Greece: a New Beginning? A New Hope?
Dean Baker
America Needs an “Idiot-Proof” Retirement System
Vijay Prashad
Why the Iran Deal is Essential
Tom Clifford
The Marco Polo Bridge Incident: a History That Continues to Resonate
Peter Belmont
The Salaita Affair: a Scandal That Never Should Have Happened
Weekend Edition
August 28-30, 2015
Randy Blazak
Donald Trump is the New Face of White Supremacy
Jeffrey St. Clair
Long Time Coming, Long Time Gone
Mike Whitney
Looting Made Easy: the $2 Trillion Buyback Binge
Alan Nasser
The Myth of the Middle Class: Have Most Americans Always Been Poor?
Rob Urie
Wall Street and the Cycle of Crises
Andrew Levine
Viva Trump?
Ismael Hossein-Zadeh
Behind the Congressional Disagreements Over the Iran Nuclear Deal
Lawrence Ware – Marcus T. McCullough
I Won’t Say Amen: Three Black Christian Clichés That Must Go
Evan Jones
Zionism in Britain: a Neglected Chronicle
John Wight
Learning About the Migration Crisis From Ancient Rome
Andre Vltchek
Lebanon – What if it Fell?
Charles Pierson
How the US and the WTO Crushed India’s Subsidies for Solar Energy
Robert Fantina
Hillary Clinton, Palestine and the Long View
Ben Burgis
Gore Vidal Was Right: What Best of Enemies Leaves Out
Suzanne Gordon
How Vets May Suffer From McCain’s Latest Captivity
Robert Sandels - Nelson P. Valdés
The Cuban Adjustment Act: the Other Immigration Mess
Uri Avnery
The Molten Three: Israel’s Aborted Strike on Iran

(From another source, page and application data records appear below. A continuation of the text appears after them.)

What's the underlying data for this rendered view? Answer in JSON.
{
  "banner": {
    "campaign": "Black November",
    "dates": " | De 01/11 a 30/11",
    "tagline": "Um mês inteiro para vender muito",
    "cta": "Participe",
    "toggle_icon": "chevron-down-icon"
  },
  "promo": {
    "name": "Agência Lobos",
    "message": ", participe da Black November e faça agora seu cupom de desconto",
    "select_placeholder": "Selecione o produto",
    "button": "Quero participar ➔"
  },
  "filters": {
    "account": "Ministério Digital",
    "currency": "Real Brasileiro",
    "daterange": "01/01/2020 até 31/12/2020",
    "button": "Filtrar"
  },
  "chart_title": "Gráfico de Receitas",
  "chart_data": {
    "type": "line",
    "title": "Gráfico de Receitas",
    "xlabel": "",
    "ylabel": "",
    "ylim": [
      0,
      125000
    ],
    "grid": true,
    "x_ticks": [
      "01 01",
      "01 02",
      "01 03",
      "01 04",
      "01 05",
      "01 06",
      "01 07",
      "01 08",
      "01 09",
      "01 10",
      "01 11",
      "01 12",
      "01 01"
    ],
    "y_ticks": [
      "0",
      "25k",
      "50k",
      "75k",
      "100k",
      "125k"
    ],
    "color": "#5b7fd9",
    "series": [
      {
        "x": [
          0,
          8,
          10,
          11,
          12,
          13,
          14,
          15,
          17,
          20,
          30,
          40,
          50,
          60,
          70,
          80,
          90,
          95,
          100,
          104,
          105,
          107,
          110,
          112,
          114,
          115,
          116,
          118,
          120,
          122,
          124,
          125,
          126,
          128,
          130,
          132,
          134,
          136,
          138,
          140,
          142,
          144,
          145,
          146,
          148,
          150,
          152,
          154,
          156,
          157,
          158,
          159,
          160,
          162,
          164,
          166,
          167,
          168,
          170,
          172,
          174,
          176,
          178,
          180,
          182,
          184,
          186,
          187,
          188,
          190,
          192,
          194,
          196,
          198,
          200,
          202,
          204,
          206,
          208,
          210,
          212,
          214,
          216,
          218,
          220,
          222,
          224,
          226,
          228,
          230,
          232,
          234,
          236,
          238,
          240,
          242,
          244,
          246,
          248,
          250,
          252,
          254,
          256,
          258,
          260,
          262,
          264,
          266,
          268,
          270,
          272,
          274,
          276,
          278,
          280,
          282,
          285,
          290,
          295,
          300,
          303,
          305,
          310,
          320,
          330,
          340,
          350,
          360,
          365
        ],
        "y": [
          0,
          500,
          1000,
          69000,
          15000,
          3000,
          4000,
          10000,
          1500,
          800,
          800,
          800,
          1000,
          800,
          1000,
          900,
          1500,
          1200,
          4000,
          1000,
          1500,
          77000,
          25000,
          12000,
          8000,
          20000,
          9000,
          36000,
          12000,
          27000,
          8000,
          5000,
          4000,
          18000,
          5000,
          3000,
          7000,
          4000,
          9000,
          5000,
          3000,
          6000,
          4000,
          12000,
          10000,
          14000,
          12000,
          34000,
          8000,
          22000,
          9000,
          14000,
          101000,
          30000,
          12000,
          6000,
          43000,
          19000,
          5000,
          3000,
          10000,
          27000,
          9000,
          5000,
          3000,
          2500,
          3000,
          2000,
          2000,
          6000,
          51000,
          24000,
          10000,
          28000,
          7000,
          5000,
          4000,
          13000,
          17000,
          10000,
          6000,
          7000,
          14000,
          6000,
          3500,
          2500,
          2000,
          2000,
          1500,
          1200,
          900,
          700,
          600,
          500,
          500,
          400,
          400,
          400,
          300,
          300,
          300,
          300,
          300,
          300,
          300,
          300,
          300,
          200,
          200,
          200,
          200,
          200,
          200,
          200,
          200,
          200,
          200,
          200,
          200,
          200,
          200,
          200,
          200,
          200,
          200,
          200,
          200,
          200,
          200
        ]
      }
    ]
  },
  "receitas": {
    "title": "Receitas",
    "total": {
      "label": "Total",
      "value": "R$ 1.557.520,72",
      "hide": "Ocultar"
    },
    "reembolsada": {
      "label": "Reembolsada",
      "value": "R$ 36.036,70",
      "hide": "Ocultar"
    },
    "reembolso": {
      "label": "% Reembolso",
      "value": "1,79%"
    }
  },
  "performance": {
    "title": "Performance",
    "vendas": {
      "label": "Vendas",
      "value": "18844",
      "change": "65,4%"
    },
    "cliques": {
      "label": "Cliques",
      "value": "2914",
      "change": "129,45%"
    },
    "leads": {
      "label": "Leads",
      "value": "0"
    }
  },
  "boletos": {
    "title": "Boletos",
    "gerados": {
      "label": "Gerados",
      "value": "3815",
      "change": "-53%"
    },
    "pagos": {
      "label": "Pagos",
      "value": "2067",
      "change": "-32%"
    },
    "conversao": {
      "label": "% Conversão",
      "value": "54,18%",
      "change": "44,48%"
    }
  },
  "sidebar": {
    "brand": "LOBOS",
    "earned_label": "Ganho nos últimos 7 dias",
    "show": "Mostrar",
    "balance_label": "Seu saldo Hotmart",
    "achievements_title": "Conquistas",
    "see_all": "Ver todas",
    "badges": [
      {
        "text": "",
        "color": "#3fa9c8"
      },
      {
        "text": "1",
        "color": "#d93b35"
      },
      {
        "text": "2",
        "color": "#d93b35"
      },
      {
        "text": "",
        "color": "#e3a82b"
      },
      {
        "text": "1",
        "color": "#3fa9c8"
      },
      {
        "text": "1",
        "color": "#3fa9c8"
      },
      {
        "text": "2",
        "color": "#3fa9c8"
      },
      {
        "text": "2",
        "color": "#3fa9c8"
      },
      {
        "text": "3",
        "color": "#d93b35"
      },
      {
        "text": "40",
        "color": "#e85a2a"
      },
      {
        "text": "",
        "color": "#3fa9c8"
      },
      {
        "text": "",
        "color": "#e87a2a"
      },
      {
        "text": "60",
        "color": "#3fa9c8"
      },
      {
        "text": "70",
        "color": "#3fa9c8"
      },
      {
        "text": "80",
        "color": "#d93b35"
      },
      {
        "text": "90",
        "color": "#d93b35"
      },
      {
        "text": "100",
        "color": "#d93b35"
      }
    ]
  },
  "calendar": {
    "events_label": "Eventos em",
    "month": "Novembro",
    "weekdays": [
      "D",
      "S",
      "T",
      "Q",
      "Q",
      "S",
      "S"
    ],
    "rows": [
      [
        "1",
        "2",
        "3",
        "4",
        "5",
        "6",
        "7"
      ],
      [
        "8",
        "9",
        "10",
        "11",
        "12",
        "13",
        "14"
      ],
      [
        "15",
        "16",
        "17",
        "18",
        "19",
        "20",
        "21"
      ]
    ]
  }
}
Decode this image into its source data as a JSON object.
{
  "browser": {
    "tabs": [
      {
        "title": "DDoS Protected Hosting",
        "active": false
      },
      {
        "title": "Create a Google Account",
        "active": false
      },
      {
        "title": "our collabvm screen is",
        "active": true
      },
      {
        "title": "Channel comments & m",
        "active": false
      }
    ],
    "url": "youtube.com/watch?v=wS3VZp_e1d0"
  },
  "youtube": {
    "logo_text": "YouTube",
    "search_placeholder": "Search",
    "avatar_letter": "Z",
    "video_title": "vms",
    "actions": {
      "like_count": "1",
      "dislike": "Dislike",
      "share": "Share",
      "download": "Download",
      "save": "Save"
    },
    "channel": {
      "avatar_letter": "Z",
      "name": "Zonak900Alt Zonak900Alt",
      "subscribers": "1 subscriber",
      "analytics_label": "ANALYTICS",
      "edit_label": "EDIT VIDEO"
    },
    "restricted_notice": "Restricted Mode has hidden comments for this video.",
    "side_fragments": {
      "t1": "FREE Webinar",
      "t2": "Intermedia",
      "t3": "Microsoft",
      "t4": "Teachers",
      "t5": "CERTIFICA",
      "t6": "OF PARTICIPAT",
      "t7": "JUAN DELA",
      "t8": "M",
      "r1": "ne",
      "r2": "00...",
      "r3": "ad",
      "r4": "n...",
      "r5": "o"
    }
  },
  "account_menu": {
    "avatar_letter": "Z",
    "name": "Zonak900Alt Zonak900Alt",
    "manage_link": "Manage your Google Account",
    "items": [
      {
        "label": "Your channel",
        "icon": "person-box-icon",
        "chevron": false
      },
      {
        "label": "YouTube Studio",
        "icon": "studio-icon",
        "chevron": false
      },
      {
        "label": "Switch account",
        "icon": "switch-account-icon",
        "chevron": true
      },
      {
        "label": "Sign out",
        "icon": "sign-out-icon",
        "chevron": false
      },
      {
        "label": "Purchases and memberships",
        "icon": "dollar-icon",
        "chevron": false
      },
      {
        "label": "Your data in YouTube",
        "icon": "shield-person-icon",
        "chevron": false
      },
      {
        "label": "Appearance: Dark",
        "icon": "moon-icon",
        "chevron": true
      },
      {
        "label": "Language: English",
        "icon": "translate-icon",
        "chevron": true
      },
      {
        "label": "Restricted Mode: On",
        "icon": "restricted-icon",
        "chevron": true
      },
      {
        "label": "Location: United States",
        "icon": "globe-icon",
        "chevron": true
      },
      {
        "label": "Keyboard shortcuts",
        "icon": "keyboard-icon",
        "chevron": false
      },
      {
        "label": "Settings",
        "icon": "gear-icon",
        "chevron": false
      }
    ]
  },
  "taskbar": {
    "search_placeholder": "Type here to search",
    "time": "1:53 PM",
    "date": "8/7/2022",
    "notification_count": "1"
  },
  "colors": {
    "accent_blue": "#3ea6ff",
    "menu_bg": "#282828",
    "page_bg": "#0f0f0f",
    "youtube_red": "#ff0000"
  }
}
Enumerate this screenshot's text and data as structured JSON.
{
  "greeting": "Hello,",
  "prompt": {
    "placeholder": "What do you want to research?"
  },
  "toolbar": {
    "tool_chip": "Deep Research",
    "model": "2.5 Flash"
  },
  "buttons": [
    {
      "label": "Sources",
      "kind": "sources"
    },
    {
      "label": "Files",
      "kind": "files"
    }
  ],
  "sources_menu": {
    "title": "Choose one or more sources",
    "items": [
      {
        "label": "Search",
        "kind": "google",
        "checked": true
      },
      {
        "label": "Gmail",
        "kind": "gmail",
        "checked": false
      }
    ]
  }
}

John Stanton
Israel’s JINSA Earns Return on Investment: 190 Americans Admirals and Generals Oppose Iran Deal